One of the Big Words in Romans is "justified."
I'm digging deep into this concept. One resource I just picked up is Justification: Five Views. I just finished the first two chapters. So good that I am going to re-read them!
Note these reviews.
"Of all the multiple views books, this one was needed most. It is also perhaps the best yet: getting Horton, Dunn, Bird, Kärkkäinen, O'Collins and Rafferty all at the table at the same time under the same roof is both a tour de force and a brilliant example of how their interaction can teach each of us. One word is needed most for the justification debate at work among (mostly) evangelicals, the word listen, and if you listen to the pages of this book you will see examples of not listening and listening. The challenge remains for all of us: will we listen again to the Scriptures to hear what it says about justification?

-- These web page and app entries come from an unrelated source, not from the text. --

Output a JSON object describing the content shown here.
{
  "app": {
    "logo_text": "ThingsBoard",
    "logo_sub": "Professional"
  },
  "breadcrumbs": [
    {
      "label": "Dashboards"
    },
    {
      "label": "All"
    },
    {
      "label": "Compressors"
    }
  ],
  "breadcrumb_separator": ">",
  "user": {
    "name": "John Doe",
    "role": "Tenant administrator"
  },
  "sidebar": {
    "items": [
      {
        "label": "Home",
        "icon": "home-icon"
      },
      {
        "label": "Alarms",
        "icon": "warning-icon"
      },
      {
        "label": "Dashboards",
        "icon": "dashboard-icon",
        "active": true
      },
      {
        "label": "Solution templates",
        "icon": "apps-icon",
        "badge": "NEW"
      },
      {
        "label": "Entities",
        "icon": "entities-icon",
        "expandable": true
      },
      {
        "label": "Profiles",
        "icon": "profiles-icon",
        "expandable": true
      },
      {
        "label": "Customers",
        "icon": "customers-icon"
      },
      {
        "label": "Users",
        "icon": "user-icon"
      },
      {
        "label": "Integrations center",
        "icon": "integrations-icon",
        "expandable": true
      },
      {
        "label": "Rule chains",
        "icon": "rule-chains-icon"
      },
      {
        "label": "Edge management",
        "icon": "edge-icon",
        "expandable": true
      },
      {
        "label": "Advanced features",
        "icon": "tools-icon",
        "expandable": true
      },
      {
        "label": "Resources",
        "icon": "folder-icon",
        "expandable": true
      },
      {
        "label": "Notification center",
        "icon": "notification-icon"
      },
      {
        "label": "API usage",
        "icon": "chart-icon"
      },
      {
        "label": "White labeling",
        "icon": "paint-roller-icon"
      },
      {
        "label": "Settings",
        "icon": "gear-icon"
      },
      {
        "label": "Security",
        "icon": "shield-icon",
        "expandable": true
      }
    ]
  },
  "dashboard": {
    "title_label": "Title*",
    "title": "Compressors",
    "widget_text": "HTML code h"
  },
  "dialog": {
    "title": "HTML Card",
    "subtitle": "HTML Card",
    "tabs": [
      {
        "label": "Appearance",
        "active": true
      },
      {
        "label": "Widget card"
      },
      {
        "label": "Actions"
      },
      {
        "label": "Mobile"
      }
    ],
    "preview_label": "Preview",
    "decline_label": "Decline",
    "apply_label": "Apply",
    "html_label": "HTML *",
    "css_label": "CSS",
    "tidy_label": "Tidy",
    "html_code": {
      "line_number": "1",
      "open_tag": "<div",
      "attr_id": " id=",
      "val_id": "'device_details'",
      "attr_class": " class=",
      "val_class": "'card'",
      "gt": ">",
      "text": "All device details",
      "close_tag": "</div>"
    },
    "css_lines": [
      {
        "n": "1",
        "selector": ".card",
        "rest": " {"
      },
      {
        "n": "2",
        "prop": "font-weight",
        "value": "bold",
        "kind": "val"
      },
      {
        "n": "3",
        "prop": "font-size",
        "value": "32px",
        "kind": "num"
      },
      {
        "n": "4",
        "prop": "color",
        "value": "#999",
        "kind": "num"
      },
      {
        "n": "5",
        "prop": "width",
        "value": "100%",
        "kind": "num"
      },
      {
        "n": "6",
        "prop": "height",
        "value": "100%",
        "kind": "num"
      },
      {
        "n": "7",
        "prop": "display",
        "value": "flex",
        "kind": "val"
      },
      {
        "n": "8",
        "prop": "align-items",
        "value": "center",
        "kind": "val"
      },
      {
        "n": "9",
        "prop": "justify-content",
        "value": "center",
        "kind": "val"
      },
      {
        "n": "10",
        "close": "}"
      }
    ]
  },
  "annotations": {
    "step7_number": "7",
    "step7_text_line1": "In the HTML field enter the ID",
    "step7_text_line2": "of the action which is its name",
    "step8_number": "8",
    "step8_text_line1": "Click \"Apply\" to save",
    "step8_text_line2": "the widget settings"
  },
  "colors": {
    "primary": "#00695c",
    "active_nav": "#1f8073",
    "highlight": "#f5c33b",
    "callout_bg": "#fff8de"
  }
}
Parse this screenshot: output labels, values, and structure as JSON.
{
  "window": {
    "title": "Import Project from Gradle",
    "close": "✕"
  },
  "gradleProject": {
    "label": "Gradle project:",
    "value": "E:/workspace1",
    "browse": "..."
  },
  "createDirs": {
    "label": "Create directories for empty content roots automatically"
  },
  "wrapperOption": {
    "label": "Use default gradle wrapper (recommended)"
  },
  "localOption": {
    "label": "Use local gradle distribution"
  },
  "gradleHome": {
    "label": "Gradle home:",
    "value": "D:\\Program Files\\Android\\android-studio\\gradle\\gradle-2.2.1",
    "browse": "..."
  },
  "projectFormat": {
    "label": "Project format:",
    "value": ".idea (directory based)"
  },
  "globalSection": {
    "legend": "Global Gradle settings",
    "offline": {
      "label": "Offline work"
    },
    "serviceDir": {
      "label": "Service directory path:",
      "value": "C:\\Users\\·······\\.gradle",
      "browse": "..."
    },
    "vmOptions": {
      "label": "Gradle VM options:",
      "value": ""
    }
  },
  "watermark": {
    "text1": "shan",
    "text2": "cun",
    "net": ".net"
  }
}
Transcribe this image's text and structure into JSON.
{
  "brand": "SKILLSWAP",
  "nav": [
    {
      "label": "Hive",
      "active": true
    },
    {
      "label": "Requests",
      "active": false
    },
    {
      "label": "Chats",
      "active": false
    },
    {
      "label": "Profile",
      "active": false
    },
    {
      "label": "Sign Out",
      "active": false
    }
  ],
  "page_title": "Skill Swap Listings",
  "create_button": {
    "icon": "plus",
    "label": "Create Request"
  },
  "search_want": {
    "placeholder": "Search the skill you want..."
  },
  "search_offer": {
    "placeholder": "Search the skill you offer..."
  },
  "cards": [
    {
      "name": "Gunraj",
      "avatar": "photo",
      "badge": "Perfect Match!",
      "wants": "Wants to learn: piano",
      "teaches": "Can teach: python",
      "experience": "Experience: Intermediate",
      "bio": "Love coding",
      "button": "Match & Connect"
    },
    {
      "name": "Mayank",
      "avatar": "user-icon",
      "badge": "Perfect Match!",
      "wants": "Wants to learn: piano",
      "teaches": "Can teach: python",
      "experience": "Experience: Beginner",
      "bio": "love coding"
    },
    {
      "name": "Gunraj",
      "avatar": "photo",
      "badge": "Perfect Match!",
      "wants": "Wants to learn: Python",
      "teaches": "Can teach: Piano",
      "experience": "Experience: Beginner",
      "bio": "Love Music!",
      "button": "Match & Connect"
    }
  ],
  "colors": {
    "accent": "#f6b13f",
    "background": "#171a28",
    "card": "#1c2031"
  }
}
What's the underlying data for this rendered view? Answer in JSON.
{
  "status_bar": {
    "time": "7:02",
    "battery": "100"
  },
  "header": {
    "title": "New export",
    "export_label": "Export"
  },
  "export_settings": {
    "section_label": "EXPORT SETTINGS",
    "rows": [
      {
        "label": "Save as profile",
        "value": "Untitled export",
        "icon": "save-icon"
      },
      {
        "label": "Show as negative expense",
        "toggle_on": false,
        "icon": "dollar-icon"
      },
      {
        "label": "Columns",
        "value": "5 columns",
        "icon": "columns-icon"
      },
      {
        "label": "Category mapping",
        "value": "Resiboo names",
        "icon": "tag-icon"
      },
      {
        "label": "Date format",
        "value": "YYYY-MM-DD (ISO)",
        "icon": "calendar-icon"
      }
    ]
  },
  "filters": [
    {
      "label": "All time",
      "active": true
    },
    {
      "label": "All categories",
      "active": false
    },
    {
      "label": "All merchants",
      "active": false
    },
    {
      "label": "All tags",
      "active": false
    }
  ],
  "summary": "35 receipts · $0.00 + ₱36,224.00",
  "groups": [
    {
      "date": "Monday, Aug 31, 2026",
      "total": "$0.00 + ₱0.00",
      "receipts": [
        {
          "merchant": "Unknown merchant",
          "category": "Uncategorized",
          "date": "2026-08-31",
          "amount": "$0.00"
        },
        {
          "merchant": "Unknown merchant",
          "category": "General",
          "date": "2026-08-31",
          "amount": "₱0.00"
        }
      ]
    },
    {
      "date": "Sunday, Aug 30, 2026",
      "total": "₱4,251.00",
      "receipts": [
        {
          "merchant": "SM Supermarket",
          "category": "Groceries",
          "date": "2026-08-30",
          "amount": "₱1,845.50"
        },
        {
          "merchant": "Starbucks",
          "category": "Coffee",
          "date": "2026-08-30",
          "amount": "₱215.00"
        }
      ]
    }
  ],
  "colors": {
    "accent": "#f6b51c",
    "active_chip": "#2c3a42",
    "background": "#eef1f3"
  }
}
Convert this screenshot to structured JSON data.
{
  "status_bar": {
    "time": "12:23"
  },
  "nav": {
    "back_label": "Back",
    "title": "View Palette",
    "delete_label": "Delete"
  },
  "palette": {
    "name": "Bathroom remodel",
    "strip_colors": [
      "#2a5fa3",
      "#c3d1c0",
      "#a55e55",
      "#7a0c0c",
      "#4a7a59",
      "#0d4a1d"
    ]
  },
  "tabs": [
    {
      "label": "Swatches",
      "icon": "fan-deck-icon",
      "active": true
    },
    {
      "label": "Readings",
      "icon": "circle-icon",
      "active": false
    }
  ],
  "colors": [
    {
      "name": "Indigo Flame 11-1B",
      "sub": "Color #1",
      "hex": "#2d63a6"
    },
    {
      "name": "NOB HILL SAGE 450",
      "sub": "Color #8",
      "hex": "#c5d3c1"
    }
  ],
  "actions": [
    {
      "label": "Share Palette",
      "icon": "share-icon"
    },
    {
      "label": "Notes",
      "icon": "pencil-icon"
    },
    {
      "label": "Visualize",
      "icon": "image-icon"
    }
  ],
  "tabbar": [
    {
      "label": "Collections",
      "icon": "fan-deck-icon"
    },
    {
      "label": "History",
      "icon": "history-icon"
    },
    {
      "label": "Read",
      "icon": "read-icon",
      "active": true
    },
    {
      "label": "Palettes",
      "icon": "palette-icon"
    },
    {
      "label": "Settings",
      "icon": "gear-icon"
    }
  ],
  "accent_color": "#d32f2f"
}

Or will we impose our systems of thought on the Bible?" (Scot McKnight, North Park University)
"Beilby and Eddy have raised the bar with regard to this multiple views genre, this time bringing together world-renowned scholars and theologians to engage a very hot topic. Reading Justification: Five Views is like being treated to five books by five masters of their craft, each going deep into the details at times but yet also stepping back to cover the forest ably enough for the less initiated to appreciate what is at stake. A must-read for those interested in the ecumenical implications of the doctrine of justification." (Amos Yong, Regent University School of Divinity)
"No single volume could possibly cover all Christian views of the doctrine of justification. Justification: Five Views courageously selects five contemporary views and helpfully presents and critiques them. Each view is expounded and defended by a leading proponent and then critiqued by other contributors. Anyone interested in the current discussion about this crucial Christian doctrine must read this book. It sheds more light than heat in an area of theology almost burned over by heated polemics. Of all the 'views' books out there, this is one of the best." (Roger E. Olson, professor of theology, George W. Truett Theological Seminary, Baylor University)
"A wonderfully useful book. After a superb historical survey of the issues to be debated, five influential approaches to the doctrine of justification by faith are presented and defended by credible and engaging representatives. I can think of no better introduction to these important debates than this outstanding volume." (Alister E. McGrath, King's College, London)
On Sunday at Redeemer (6/20/21) I'll teach on Jesus' Temple confrontation with the money exchangers.
I'll refer to this archaeological discovery - a "Warning sign" located in the Court of the Gentiles in Herod's temple.
See here -
Brace yourself. I am going to quote A.W. Tozer. Tozer writes:
"God in His condescending love and kindness often sends a Moses, or maybe a Joshua or an Isaiah, or in latter times a Luther or Wesley to show us that the work of the Lord is not progressing. Times are bad in the kingdom and getting worse. The tendency is to settle into a rut, and we must get out of it...
Someone says, “Let’s form a committee to consider it.” The Baptist preacher Dr. Vance Havner says, “A committee is a company of the incompetent chosen by the unwilling to do the unnecessary.” Perhaps he stated that a little too radically." (Tozer, Rut, Rot, or Revival: The Problem of Change and Breaking Out of the Status Quo, Kindle Locations 174-176)
And yet... I suspect many of my pastoral colleagues, who have inherited Business Model Churches, will agree.
Tozer admits a committee may, under certain circumstances, be helpful. But when times are bad and the church is in a spiritual rut, let's form a committee?
My book on leadership is Leading the Presence-Driven Church.
The alternative to the Business Model Church is the Discerning Community. See Ruth Haley Barton, Pursuing God's Will Together: A Discernment Practice for Leadership Groups.